Segment Start: STORED DATA

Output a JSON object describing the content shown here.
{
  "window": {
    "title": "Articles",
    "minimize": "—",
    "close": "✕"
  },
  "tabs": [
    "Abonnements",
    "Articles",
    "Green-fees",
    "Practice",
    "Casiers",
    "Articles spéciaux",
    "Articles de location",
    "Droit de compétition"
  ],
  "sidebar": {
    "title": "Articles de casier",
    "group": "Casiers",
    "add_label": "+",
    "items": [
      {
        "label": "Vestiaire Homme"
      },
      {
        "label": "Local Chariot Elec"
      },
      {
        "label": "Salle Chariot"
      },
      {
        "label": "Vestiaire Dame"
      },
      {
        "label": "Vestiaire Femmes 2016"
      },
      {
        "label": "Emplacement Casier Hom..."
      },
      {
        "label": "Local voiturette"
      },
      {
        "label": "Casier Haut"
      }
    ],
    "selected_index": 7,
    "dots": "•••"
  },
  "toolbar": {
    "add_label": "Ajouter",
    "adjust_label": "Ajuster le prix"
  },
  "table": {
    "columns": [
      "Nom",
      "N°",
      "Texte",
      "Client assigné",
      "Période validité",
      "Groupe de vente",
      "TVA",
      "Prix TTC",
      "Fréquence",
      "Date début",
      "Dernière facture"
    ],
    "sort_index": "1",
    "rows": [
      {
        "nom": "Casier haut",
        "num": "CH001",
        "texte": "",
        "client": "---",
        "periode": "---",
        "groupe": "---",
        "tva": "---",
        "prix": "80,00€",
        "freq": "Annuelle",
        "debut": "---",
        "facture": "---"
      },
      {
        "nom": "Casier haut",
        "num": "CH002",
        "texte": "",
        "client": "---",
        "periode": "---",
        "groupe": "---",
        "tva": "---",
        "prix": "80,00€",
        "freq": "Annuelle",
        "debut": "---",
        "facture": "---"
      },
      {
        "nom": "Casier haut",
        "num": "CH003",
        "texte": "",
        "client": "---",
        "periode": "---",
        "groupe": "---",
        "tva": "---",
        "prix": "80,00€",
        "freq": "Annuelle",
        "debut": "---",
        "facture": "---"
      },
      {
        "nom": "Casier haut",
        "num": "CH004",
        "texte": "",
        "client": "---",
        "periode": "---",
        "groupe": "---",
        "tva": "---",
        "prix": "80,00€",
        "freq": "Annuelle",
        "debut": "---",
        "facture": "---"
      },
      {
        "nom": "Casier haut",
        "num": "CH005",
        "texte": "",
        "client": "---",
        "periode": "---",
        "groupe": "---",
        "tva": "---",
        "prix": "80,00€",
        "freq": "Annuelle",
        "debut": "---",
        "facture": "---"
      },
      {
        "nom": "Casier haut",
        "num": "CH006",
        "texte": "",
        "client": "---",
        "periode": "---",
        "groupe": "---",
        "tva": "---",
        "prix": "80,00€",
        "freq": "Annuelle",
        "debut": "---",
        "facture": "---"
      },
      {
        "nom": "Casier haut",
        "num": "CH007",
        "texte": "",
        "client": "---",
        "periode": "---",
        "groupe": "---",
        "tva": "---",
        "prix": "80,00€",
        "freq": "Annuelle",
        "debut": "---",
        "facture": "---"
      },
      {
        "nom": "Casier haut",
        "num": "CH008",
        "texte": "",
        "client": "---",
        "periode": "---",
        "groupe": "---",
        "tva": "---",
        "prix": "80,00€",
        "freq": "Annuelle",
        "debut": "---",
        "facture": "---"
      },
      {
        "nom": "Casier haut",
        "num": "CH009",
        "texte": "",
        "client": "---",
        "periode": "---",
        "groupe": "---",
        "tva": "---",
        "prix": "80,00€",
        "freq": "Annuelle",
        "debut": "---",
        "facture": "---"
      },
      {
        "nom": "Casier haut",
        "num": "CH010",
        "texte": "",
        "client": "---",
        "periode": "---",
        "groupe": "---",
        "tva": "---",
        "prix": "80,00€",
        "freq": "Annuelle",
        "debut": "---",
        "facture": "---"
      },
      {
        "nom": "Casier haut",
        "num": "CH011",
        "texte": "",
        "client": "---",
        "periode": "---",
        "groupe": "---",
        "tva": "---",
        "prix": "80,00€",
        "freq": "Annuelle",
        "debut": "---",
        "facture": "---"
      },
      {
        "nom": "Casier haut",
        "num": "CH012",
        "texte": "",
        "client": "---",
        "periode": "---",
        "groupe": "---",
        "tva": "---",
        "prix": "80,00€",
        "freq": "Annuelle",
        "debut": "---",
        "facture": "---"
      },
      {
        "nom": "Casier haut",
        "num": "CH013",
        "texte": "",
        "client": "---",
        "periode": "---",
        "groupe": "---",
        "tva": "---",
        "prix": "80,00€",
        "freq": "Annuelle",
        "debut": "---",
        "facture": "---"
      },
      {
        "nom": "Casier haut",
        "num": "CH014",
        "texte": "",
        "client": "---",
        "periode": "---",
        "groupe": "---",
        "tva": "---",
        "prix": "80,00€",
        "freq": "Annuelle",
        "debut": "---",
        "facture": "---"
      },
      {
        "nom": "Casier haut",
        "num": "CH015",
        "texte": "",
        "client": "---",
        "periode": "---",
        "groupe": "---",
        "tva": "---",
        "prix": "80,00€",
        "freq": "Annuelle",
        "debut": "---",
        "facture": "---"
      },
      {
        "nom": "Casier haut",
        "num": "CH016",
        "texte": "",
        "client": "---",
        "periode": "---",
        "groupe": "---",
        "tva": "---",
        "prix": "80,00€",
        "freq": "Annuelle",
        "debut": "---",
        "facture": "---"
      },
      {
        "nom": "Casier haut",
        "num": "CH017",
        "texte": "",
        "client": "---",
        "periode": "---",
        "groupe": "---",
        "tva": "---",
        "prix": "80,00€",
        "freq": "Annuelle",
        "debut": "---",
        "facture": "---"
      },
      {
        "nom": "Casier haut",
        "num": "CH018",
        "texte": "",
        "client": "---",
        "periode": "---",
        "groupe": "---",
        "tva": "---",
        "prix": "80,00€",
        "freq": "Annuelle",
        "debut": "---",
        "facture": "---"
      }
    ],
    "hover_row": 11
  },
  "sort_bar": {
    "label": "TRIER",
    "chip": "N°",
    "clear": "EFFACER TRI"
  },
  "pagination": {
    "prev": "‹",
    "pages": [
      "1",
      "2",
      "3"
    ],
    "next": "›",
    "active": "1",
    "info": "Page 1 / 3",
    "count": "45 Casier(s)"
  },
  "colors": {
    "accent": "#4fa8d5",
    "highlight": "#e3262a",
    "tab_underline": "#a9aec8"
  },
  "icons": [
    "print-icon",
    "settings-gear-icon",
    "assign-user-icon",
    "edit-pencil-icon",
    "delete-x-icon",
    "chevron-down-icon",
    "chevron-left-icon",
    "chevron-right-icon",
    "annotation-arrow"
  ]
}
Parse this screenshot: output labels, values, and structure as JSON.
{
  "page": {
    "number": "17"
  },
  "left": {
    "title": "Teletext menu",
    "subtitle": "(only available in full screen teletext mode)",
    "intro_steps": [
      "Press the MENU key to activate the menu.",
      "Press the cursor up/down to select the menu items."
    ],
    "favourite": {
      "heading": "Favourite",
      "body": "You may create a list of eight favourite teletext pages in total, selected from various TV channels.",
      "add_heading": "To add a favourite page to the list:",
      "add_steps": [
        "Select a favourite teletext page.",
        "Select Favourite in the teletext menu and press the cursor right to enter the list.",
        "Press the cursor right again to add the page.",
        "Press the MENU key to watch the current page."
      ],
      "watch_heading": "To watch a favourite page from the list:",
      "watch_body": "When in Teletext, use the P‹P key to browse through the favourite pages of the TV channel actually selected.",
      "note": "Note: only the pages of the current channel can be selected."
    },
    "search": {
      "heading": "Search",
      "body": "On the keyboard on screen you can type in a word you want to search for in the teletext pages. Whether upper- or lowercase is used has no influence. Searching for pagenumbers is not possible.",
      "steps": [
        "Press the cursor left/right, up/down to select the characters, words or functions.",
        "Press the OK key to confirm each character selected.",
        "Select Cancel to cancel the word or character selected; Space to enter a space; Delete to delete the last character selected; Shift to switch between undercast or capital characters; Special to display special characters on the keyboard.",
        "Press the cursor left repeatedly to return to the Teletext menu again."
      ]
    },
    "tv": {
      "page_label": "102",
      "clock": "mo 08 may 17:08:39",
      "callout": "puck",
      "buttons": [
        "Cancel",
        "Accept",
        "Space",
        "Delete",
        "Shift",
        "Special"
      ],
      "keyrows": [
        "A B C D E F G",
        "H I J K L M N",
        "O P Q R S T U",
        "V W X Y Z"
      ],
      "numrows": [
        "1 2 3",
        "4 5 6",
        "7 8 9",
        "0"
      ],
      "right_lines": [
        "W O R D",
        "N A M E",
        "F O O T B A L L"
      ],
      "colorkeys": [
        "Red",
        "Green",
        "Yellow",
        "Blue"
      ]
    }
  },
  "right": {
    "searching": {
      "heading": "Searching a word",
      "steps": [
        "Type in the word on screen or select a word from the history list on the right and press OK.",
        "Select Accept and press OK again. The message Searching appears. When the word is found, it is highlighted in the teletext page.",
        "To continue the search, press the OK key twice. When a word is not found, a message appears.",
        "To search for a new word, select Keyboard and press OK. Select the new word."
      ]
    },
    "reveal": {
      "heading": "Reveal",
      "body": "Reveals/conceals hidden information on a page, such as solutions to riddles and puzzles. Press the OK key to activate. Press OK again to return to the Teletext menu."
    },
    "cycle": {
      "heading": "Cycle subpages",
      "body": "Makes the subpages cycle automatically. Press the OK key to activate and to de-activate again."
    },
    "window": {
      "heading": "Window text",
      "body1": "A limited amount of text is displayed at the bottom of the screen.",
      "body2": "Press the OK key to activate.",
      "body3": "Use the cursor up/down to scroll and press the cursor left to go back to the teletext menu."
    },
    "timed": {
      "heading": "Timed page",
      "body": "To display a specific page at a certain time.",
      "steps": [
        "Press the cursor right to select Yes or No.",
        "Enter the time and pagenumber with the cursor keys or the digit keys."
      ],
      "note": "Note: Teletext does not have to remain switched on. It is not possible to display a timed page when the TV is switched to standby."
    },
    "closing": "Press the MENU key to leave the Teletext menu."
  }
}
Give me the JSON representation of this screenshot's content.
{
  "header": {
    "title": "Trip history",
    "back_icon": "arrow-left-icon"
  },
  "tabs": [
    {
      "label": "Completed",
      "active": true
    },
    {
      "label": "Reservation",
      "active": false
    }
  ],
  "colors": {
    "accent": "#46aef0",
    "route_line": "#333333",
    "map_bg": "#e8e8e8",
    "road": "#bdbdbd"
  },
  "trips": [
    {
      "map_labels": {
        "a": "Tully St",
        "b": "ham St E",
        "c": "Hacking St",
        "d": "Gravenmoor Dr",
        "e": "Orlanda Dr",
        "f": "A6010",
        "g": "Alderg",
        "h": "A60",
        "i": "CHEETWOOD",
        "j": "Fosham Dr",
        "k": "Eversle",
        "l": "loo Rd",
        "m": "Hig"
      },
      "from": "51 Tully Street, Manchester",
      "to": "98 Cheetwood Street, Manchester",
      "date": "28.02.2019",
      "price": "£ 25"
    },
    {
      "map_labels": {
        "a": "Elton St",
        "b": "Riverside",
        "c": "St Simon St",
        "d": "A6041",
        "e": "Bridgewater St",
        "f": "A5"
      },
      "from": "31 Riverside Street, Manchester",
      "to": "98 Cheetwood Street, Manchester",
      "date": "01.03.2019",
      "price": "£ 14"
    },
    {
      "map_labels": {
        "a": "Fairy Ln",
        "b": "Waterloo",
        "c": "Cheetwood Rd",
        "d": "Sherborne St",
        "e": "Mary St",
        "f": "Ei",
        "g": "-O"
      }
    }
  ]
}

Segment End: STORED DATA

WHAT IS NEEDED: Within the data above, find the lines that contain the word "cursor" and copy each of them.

EXERCISE OUTPUT:
      "Press the cursor up/down to select the menu items."
        "Select Favourite in the teletext menu and press the cursor right to enter the list.",
        "Press the cursor right again to add the page.",
        "Press the cursor left/right, up/down to select the characters, words or functions.",
        "Press the cursor left repeatedly to return to the Teletext menu again."
      "body3": "Use the cursor up/down to scroll and press the cursor left to go back to the teletext menu."
        "Press the cursor right to select Yes or No.",
        "Enter the time and pagenumber with the cursor keys or the digit keys."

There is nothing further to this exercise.